COSTA MESA, Calif. — Audience members at Costa Mesa’s city council chambers erupted in applause after the Cal/OSHA standards board voted unanimously to create an advisory committee which will determine whether to amend section 5193 of the state’s safety regulations to better protect adult actors.
About 20 people representing various parts of the adult industry testified before the board, including several former and current adult film actors, attorneys and public health advocates.
Thursday morning’s meeting was in response to an AIDS Healthcare Foundation, or AHF, petition filed last December by AHF president Michael Weinstein, which claims the adult industry “refused to take any steps to protect its workers from disease spread by blood borne pathogens” and urges a change to California labor code to “clarify required protections for adult workers in the film industry” such as mandatory condom use.
Several of the former female performers, who used to work as independent contractors, voiced their support for condom use on film shoots, saying there needs to be a better way to protect adult performers and stop the spread of STDs.

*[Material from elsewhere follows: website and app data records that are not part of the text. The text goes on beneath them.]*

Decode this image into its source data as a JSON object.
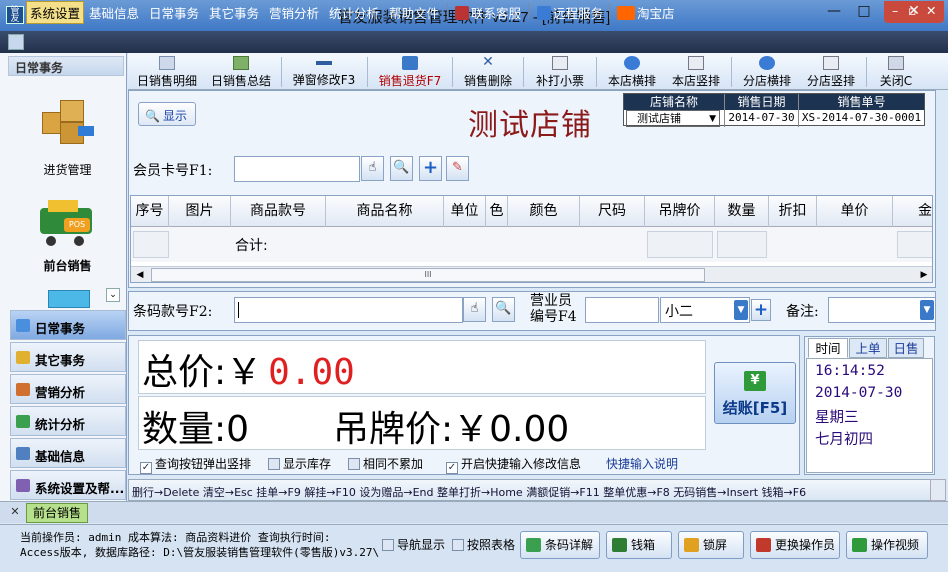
{
  "window": {
    "title": "管友服装销售管理软件 v3.27 - [前台销售]",
    "min": "—",
    "max": "□",
    "close": "✕",
    "app_icon": "管友"
  },
  "menubar": {
    "items": [
      "系统设置",
      "基础信息",
      "日常事务",
      "其它事务",
      "营销分析",
      "统计分析",
      "帮助文件"
    ],
    "extra": [
      "联系客服",
      "远程服务",
      "淘宝店"
    ],
    "right_controls": [
      "–",
      "▫",
      "✕"
    ]
  },
  "toolbar": {
    "items": [
      "日销售明细",
      "日销售总结",
      "弹窗修改F3",
      "销售退货F7",
      "销售删除",
      "补打小票",
      "本店横排",
      "本店竖排",
      "分店横排",
      "分店竖排",
      "关闭C"
    ]
  },
  "leftnav": {
    "header": "日常事务",
    "shortcuts": [
      "进货管理",
      "前台销售"
    ],
    "groups": [
      "日常事务",
      "其它事务",
      "营销分析",
      "统计分析",
      "基础信息",
      "系统设置及帮..."
    ]
  },
  "main": {
    "show_button": "显示",
    "store_title": "测试店铺",
    "info_headers": [
      "店铺名称",
      "销售日期",
      "销售单号"
    ],
    "info_values": {
      "store": "测试店铺",
      "date": "2014-07-30",
      "order_no": "XS-2014-07-30-0001"
    },
    "member_label": "会员卡号F1:",
    "member_value": "",
    "grid_headers": [
      "序号",
      "图片",
      "商品款号",
      "商品名称",
      "单位",
      "色",
      "颜色",
      "尺码",
      "吊牌价",
      "数量",
      "折扣",
      "单价",
      "金"
    ],
    "grid_sum_label": "合计:",
    "scroll_mark": "III"
  },
  "barrow": {
    "barcode_label": "条码款号F2:",
    "barcode_value": "",
    "clerk_label_1": "营业员",
    "clerk_label_2": "编号F4",
    "clerk_code": "",
    "clerk_name": "小二",
    "remark_label": "备注:",
    "remark_value": ""
  },
  "totals": {
    "total_label": "总价:",
    "currency": "￥",
    "total_value": "0.00",
    "qty_label": "数量:",
    "qty_value": "0",
    "tag_label": "吊牌价:",
    "tag_value": "￥0.00",
    "options": [
      {
        "label": "查询按钮弹出竖排",
        "checked": true
      },
      {
        "label": "显示库存",
        "checked": false
      },
      {
        "label": "相同不累加",
        "checked": false
      },
      {
        "label": "开启快捷输入修改信息",
        "checked": true
      }
    ],
    "help_link": "快捷输入说明",
    "checkout": "结账[F5]"
  },
  "timepanel": {
    "tabs": [
      "时间",
      "上单",
      "日售"
    ],
    "time": "16:14:52",
    "date": "2014-07-30",
    "weekday": "星期三",
    "lunar": "七月初四"
  },
  "shortcut_bar": "删行→Delete 清空→Esc  挂单→F9 解挂→F10  设为赠品→End 整单打折→Home 满额促销→F11 整单优惠→F8  无码销售→Insert  钱箱→F6",
  "doc_tab": {
    "label": "前台销售",
    "close": "✕"
  },
  "status": {
    "line1": "当前操作员: admin  成本算法: 商品资料进价  查询执行时间:",
    "line2": "Access版本, 数据库路径: D:\\管友服装销售管理软件(零售版)v3.27\\",
    "nav_toggle_1": "导航显示",
    "nav_toggle_2": "按照表格",
    "buttons": [
      "条码详解",
      "钱箱",
      "锁屏",
      "更换操作员",
      "操作视频"
    ]
  },
  "colors": {
    "accent": "#3f78c6",
    "store_title": "#8b1b1b",
    "total_value": "#e02020",
    "menu_bg": "#2a3a58",
    "active_tab": "#b6e08c"
  }
}
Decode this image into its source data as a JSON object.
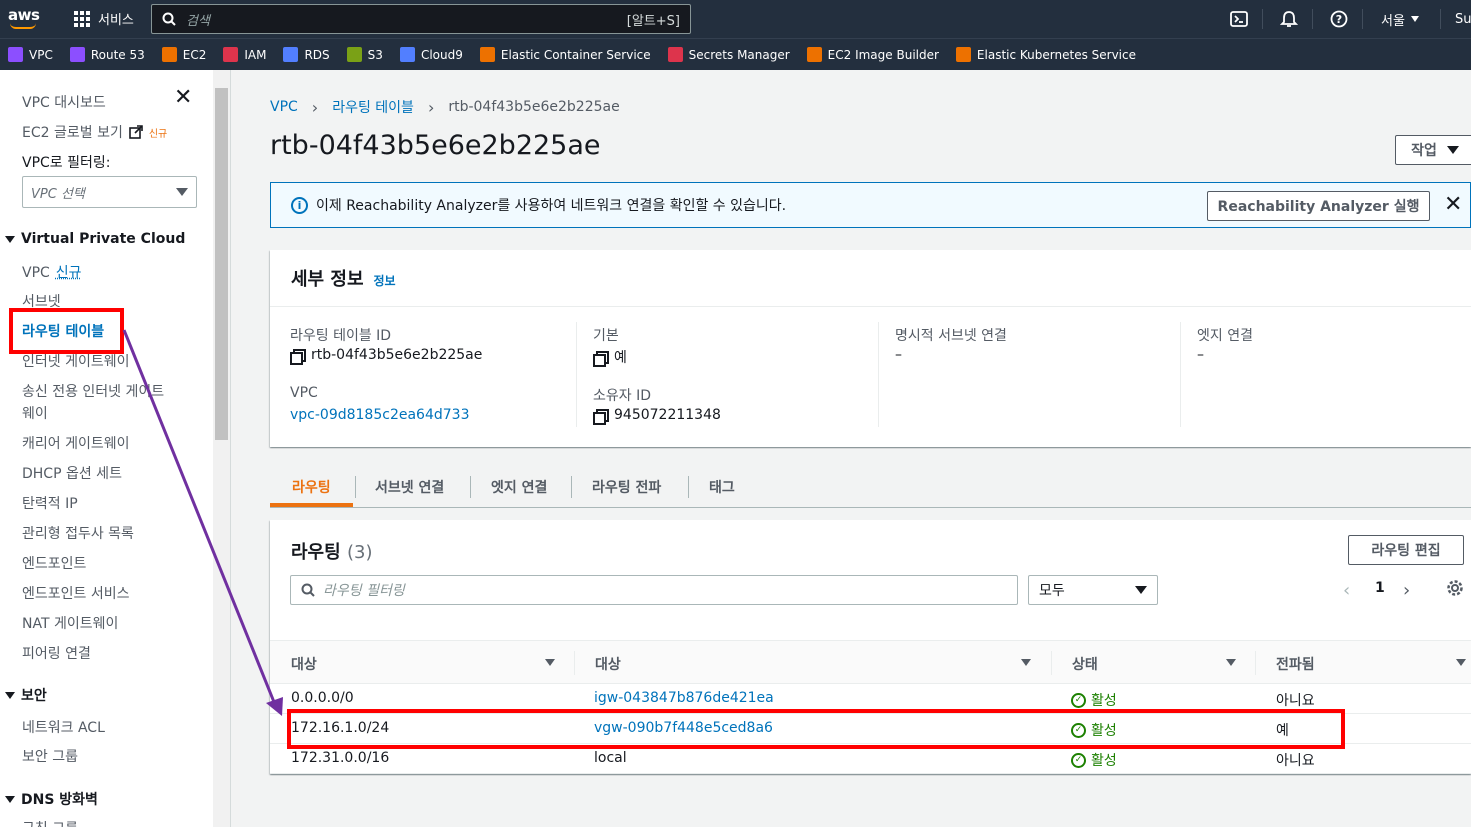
{
  "topnav": {
    "logo": "aws",
    "services_label": "서비스",
    "search_placeholder": "검색",
    "search_shortcut": "[알트+S]",
    "region_label": "서울",
    "account_label": "Su",
    "icons": [
      "cloudshell-icon",
      "notifications-icon",
      "help-icon"
    ]
  },
  "favorites": [
    {
      "label": "VPC",
      "color": "#8c4fff"
    },
    {
      "label": "Route 53",
      "color": "#8c4fff"
    },
    {
      "label": "EC2",
      "color": "#ed7100"
    },
    {
      "label": "IAM",
      "color": "#dd344c"
    },
    {
      "label": "RDS",
      "color": "#527fff"
    },
    {
      "label": "S3",
      "color": "#7aa116"
    },
    {
      "label": "Cloud9",
      "color": "#527fff"
    },
    {
      "label": "Elastic Container Service",
      "color": "#ed7100"
    },
    {
      "label": "Secrets Manager",
      "color": "#dd344c"
    },
    {
      "label": "EC2 Image Builder",
      "color": "#ed7100"
    },
    {
      "label": "Elastic Kubernetes Service",
      "color": "#ed7100"
    }
  ],
  "sidebar": {
    "dashboard": "VPC 대시보드",
    "ec2_global": "EC2 글로벌 보기",
    "new_badge": "신규",
    "filter_label": "VPC로 필터링:",
    "filter_placeholder": "VPC 선택",
    "section_vpc": "Virtual Private Cloud",
    "items_vpc": [
      "VPC",
      "서브넷",
      "라우팅 테이블",
      "인터넷 게이트웨이",
      "송신 전용 인터넷 게이트",
      "웨이",
      "캐리어 게이트웨이",
      "DHCP 옵션 세트",
      "탄력적 IP",
      "관리형 접두사 목록",
      "엔드포인트",
      "엔드포인트 서비스",
      "NAT 게이트웨이",
      "피어링 연결"
    ],
    "vpc_new": "신규",
    "section_security": "보안",
    "items_security": [
      "네트워크 ACL",
      "보안 그룹"
    ],
    "section_dns": "DNS 방화벽",
    "items_dns": [
      "규칙 그룹"
    ]
  },
  "breadcrumb": [
    "VPC",
    "라우팅 테이블",
    "rtb-04f43b5e6e2b225ae"
  ],
  "page_title": "rtb-04f43b5e6e2b225ae",
  "actions_label": "작업",
  "banner": {
    "text": "이제 Reachability Analyzer를 사용하여 네트워크 연결을 확인할 수 있습니다.",
    "button": "Reachability Analyzer 실행"
  },
  "details": {
    "title": "세부 정보",
    "info": "정보",
    "route_table_id_label": "라우팅 테이블 ID",
    "route_table_id": "rtb-04f43b5e6e2b225ae",
    "main_label": "기본",
    "main_value": "예",
    "explicit_subnet_label": "명시적 서브넷 연결",
    "explicit_subnet_value": "–",
    "edge_label": "엣지 연결",
    "edge_value": "–",
    "vpc_label": "VPC",
    "vpc_value": "vpc-09d8185c2ea64d733",
    "owner_label": "소유자 ID",
    "owner_value": "945072211348"
  },
  "tabs": [
    "라우팅",
    "서브넷 연결",
    "엣지 연결",
    "라우팅 전파",
    "태그"
  ],
  "routes": {
    "title": "라우팅",
    "count": "(3)",
    "edit_button": "라우팅 편집",
    "filter_placeholder": "라우팅 필터링",
    "filter_select": "모두",
    "page": "1",
    "columns": [
      "대상",
      "대상",
      "상태",
      "전파됨"
    ],
    "rows": [
      {
        "destination": "0.0.0.0/0",
        "target": "igw-043847b876de421ea",
        "target_link": true,
        "status": "활성",
        "propagated": "아니요"
      },
      {
        "destination": "172.16.1.0/24",
        "target": "vgw-090b7f448e5ced8a6",
        "target_link": true,
        "status": "활성",
        "propagated": "예"
      },
      {
        "destination": "172.31.0.0/16",
        "target": "local",
        "target_link": false,
        "status": "활성",
        "propagated": "아니요"
      }
    ]
  },
  "colors": {
    "nav_bg": "#232f3e",
    "link": "#0073bb",
    "accent_orange": "#ec7211",
    "success": "#1d8102",
    "annotation_red": "#ff0000",
    "annotation_arrow": "#7030a0"
  }
}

But, another current female actress said that the industry always protects her safety, saying, “In my experience, I have never participated in any kind of behavior that has jeopardized my health. I have never caught any disease.”
While everyone at the meeting supported the creation of the advisory committee, many are concerned about what the new changes, if any, would mean to the adult industry.
“I don’t agree with Michael Weinstein,” Paul Cambria, an attorney representing several adult producers, told XBIZ. “It is not practical to require California companies to use condoms. It puts them at an economic disadvantage by forcing them to go out of state.”
“We want workable, reasonable guidelines to keep adult companies competitive in this market,” Cambria added.
“Shooting porn is not very hospitable in Utah,” Michael Weinstein told XBIZ. “If producers are shooting in other states, we’re going to go after them.”
“I don’t agree with mandatory condom use,” FSC’s Diane Duke told XBIZ. “The industry has been self regulating for years and we have been very effective. Condoms can be part of it, but not mandated. Required condom use is unrealistic and doesn’t work for our industry.”
The board members themselves had several concerns regarding the advisory committee.
They urged the panel to explore the 20 year old “blood borne pathogens” language in the code, saying the current language was meant for medical professionals and doesn’t apply to adult performers.
Another board member said a distinction needs to be made between what is considered an “employee” and what is considered an “independent contractor” because the testing requirements are different for both groups.
Finally, the board urged to create a fair and balanced comprehensive panel of members, representing all aspects of the adult industry, saying the decisions should be based on the “exposure” issue rather than an “industry” issue.
The selection process for committee members is now underway.
For updates, go to dir.ca.gov.com.